SELECT Title, SalesPerWeek,

ROW_NUMBER() OVER (ORDER BY SalesPerWeek DESC) as Ranking

FROM SalesAnalytics;

With this query, the company will obtain a table that ranks books based on the number of sales per week in descending order. The book with the highest sales per week will have a ranking of 1.

The ROW_NUMBER() function assigns a unique number to each record in the window function specified in the OVER() clause. This function helps to avoid gaps when there are ties by continuing to provide a consecutive number to each record.

Once the company has the ranking, they can use this data to make informed decisions about their business strategy. For instance, they might allocate more resources to promoting and selling their best-selling books.

Businesses can take advantage of rankings in other ways as well; for example, they can calculate rankings of their top-performing salespeople or their most popular products. These rankings can help identify the most profitable areas of the business and aid in making informed decisions on investment.

## Conclusion

The OVER() clause, particularly with window functions, is an incredibly useful tool for businesses analyzing large datasets. Utilizing the OVER() clause helps businesses find insights by calculating running totals, averages, percentiles, rankings, and other functions that require multiple rows of data.
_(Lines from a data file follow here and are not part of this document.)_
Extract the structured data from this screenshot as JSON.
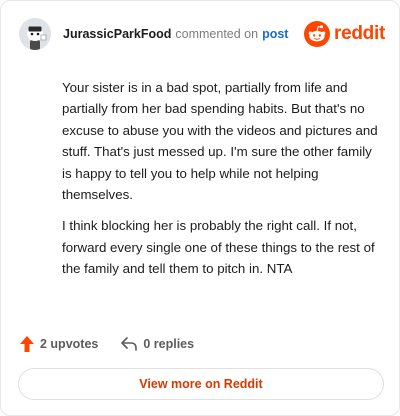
{
  "header": {
    "author": "JurassicParkFood",
    "action_text": "commented on",
    "post_link": "post",
    "brand": "reddit"
  },
  "comment": {
    "paragraphs": [
      "Your sister is in a bad spot, partially from life and partially from her bad spending habits. But that's no excuse to abuse you with the videos and pictures and stuff. That's just messed up. I'm sure the other family is happy to tell you to help while not helping themselves.",
      "I think blocking her is probably the right call. If not, forward every single one of these things to the rest of the family and tell them to pitch in. NTA"
    ]
  },
  "actions": {
    "upvotes": "2 upvotes",
    "replies": "0 replies"
  },
  "footer": {
    "view_more": "View more on Reddit"
  },
  "colors": {
    "brand": "#ff4500",
    "link": "#1b6ad8",
    "upvote": "#ff4500"
  },
  "icons": {
    "avatar": "snoo-avatar-icon",
    "logo": "reddit-logo-icon",
    "upvote": "upvote-arrow-icon",
    "reply": "reply-arrow-icon"
  }
}
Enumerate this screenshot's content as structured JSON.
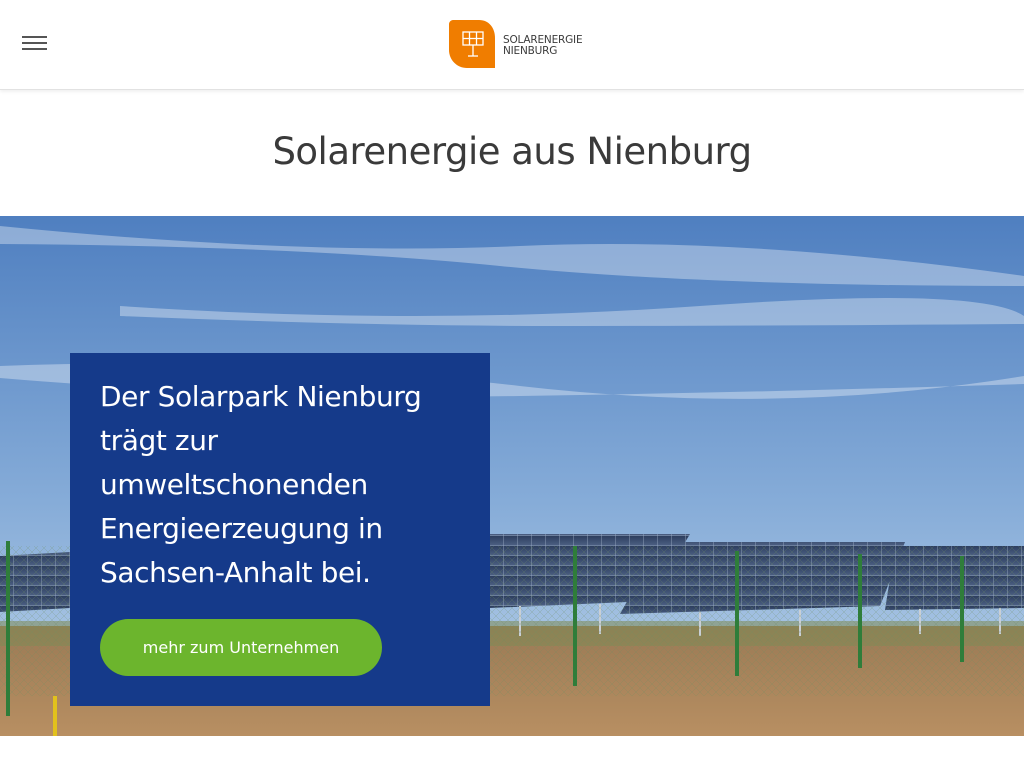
{
  "header": {
    "logo": {
      "line1": "SOLARENERGIE",
      "line2": "NIENBURG",
      "mark_icon": "solar-panel-leaf-icon",
      "brand_color": "#f07d00"
    },
    "menu_icon": "hamburger-menu-icon"
  },
  "main": {
    "title": "Solarenergie aus Nienburg"
  },
  "hero": {
    "image_subject": "solar-park-field-icon",
    "card": {
      "lines": [
        "Der Solarpark Nienburg",
        "trägt zur",
        "umweltschonenden",
        "Energieerzeugung in",
        "Sachsen-Anhalt bei."
      ],
      "cta_label": "mehr zum Unternehmen",
      "card_color": "#153a8a",
      "cta_color": "#6cb52d"
    }
  }
}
By using the OVER() clause with the ROW_NUMBER() command, businesses can easily calculate rankings based on customer behavior and sales data. Overall, the applications of the OVER() clause are endless, and it provides a wide range of opportunities for data analysis in businesses of all sizes.

In conclusion, the OVER() clause is a vital tool in SQL that enables complex calculations and analysis of large datasets. Window functions, combined with the OVER() clause, allow for the calculation of running totals, averages, percentiles, rankings, and other functions that require multiple rows of data.

By utilizing the PARTITION BY and ORDER BY clauses in conjunction with the OVER() function, precise calculations on groupings of data can be done efficiently and quickly. Additionally, businesses can use the OVER() clause to rank data and gain insights to make informed decisions about their operations.

Overall, the mastery of the OVER() clause is essential for those working in data analysis fields and businesses that use data frequently in making strategic decisions.